Synopses & Reviews
In the tradition of Fast Food Nation
and The Omnivore’s Dilemma
a fascinating and cutting-edge look at the scary truth about what really goes into our food.
If a piece of individually wrapped cheese retains its shape, color, and texture for years, what does it say about the food we eat and feed our children? Former New York Times business reporter and mother Melanie Warner decided to explore that question when she observed the phenomenon of the indestructible cheese. She began an investigative journey that takes her to research labs, food science departments, and factories around the country. What she discovered provides a rare, eye-opening — and sometimes disturbing — account of what we’re really eating. Warner looks at how decades of food science have resulted in the cheapest, most abundant, most addictive, and most nutritionally devastating food in the world, and she uncovers startling evidence about the profound health implications of the packaged and fast foods that we eat on a daily basis.
From breakfast cereal to chicken subs to nutrition bars, processed foods account for roughly 70 percent of our nation’s calories. Despite the growing presence of farmers’ markets and organic produce, strange food additives are nearly impossible to avoid.

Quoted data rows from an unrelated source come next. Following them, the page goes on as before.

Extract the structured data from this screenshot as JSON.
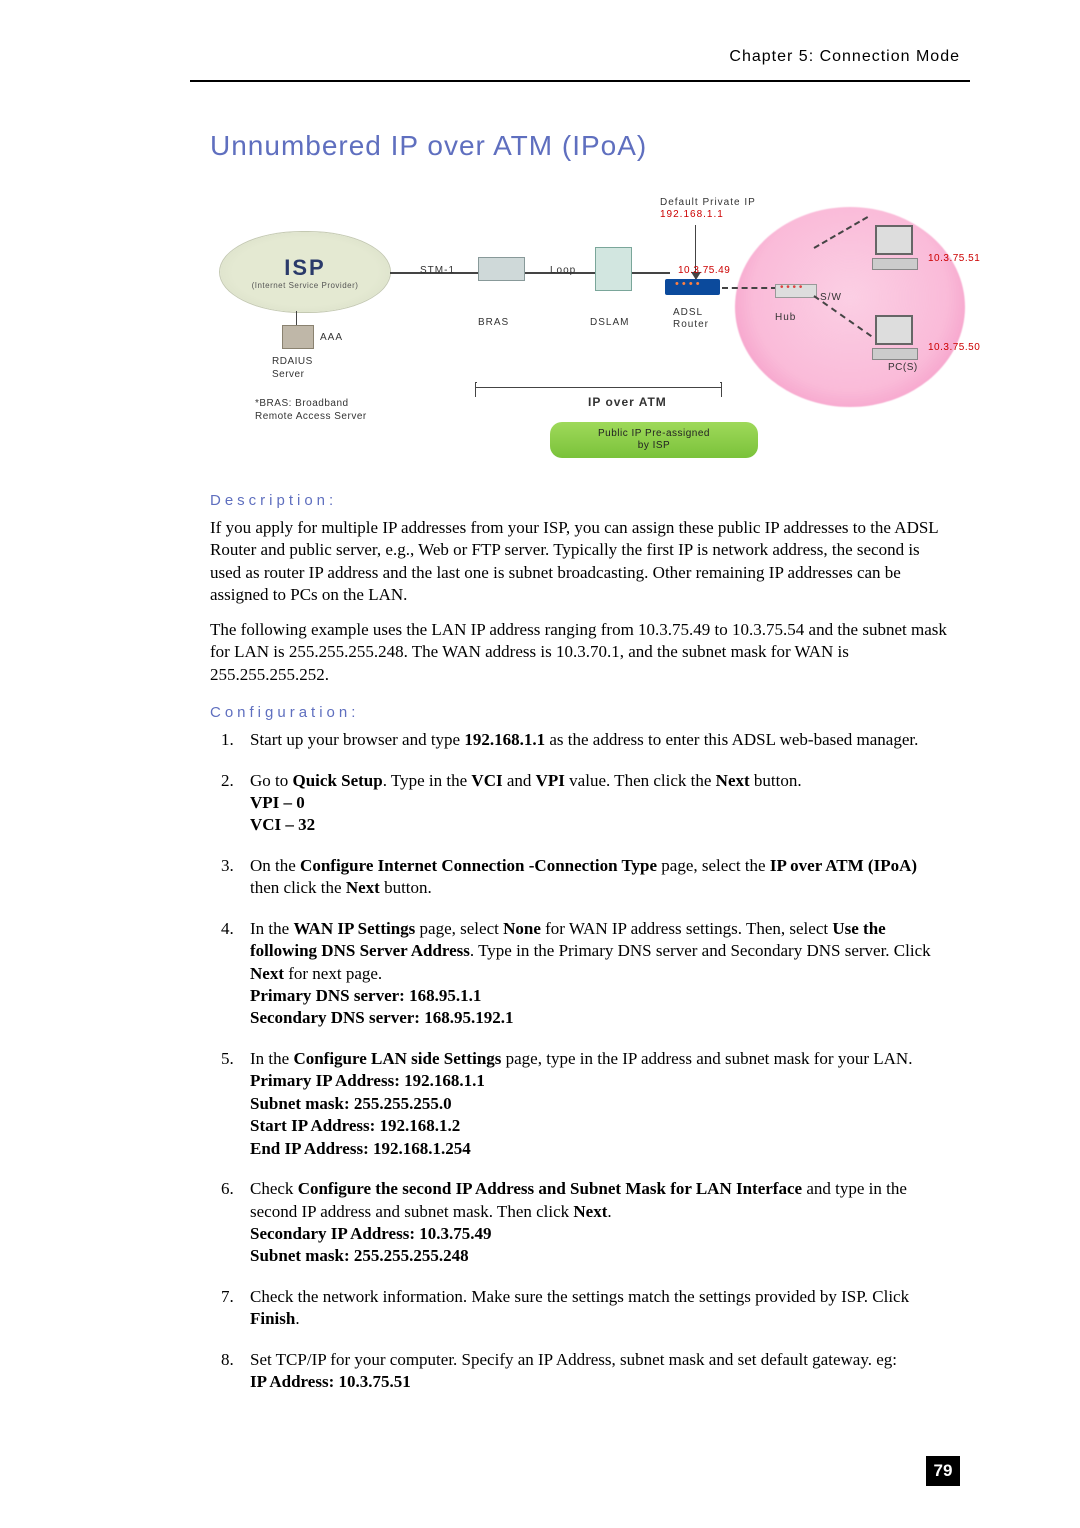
{
  "header": {
    "chapter": "Chapter 5: Connection Mode"
  },
  "title": "Unnumbered IP over ATM (IPoA)",
  "diagram": {
    "isp": "ISP",
    "isp_sub": "(Internet Service Provider)",
    "aaa": "AAA",
    "rdaius": "RDAIUS\nServer",
    "note_bras": "*BRAS: Broadband\nRemote Access Server",
    "stm": "STM-1",
    "bras": "BRAS",
    "loop": "Loop",
    "dslam": "DSLAM",
    "default_ip_label": "Default Private IP",
    "default_ip_value": "192.168.1.1",
    "adsl": "ADSL\nRouter",
    "router_ip": "10.3.75.49",
    "sw": "S/W",
    "hub": "Hub",
    "ip51": "10.3.75.51",
    "ip50": "10.3.75.50",
    "pcs": "PC(S)",
    "ipoa": "IP over ATM",
    "pill": "Public IP Pre-assigned\nby ISP"
  },
  "description": {
    "heading": "Description:",
    "p1": "If you apply for multiple IP addresses from your ISP, you can assign these public IP addresses to the ADSL Router and public server, e.g., Web or FTP server. Typically the first IP is network address, the second is used as router IP address and the last one is subnet broadcasting. Other remaining IP addresses can be assigned to PCs on the LAN.",
    "p2": "The following example uses the LAN IP address ranging from 10.3.75.49 to 10.3.75.54 and the subnet mask for LAN is 255.255.255.248. The WAN address is 10.3.70.1, and the subnet mask for WAN is 255.255.255.252."
  },
  "configuration": {
    "heading": "Configuration:",
    "steps": {
      "s1a": "Start up your browser and type ",
      "s1b": "192.168.1.1",
      "s1c": " as the address to enter this ADSL web-based manager.",
      "s2a": "Go to ",
      "s2b": "Quick Setup",
      "s2c": ". Type in the ",
      "s2d": "VCI",
      "s2e": " and ",
      "s2f": "VPI",
      "s2g": " value. Then click the ",
      "s2h": "Next",
      "s2i": " button.",
      "s2j": "VPI – 0",
      "s2k": "VCI – 32",
      "s3a": "On the ",
      "s3b": "Configure Internet Connection -Connection Type",
      "s3c": " page, select the ",
      "s3d": "IP over ATM (IPoA)",
      "s3e": " then click the ",
      "s3f": "Next",
      "s3g": " button.",
      "s4a": "In the ",
      "s4b": "WAN IP Settings",
      "s4c": " page, select ",
      "s4d": "None",
      "s4e": " for WAN IP address settings. Then, select ",
      "s4f": "Use the following DNS Server Address",
      "s4g": ". Type in the Primary DNS server and Secondary DNS server. Click ",
      "s4h": "Next",
      "s4i": " for next page.",
      "s4j": "Primary DNS server: 168.95.1.1",
      "s4k": "Secondary DNS server: 168.95.192.1",
      "s5a": "In the ",
      "s5b": "Configure LAN side Settings",
      "s5c": " page, type in the IP address and subnet mask for your LAN.",
      "s5d": "Primary IP Address",
      "s5dv": ": 192.168.1.1",
      "s5e": "Subnet mask",
      "s5ev": ": 255.255.255.0",
      "s5f": "Start IP Address: 192.168.1.2",
      "s5g": "End IP Address: 192.168.1.254",
      "s6a": "Check ",
      "s6b": "Configure the second IP Address and Subnet Mask for LAN Interface",
      "s6c": " and type in the second IP address and subnet mask. Then click ",
      "s6d": "Next",
      "s6e": ".",
      "s6f": "Secondary IP Address",
      "s6fv": ": 10.3.75.49",
      "s6g": "Subnet mask",
      "s6gv": ": 255.255.255.248",
      "s7a": "Check the network information. Make sure the settings match the settings provided by ISP. Click ",
      "s7b": "Finish",
      "s7c": ".",
      "s8a": "Set TCP/IP for your computer. Specify an IP Address, subnet mask and set default gateway. eg:",
      "s8b": "IP Address: 10.3.75.51"
    }
  },
  "pagenum": "79"
}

Combining meticulous research, vivid writing, and cultural analysis, Warner blows the lid off the largely undocumented — and lightly regulated — world of chemically treated and processed foods and lays bare the potential price we may pay for consuming even so-called “healthy” foods.
About the Author
Melanie Warner is a freelance writer for various publications, including the New York Times, Fast Company, and CBSnews.com. She has spent the past fifteen years writing about business. For two years, she was a staff reporter for the New York Times covering the food industry. Before that, she spent seven years as a writer at Fortune magazine, where among other things, she wrote about the dot com boom in Silicon Valley. She lives in Colorado with her husband and two young boys.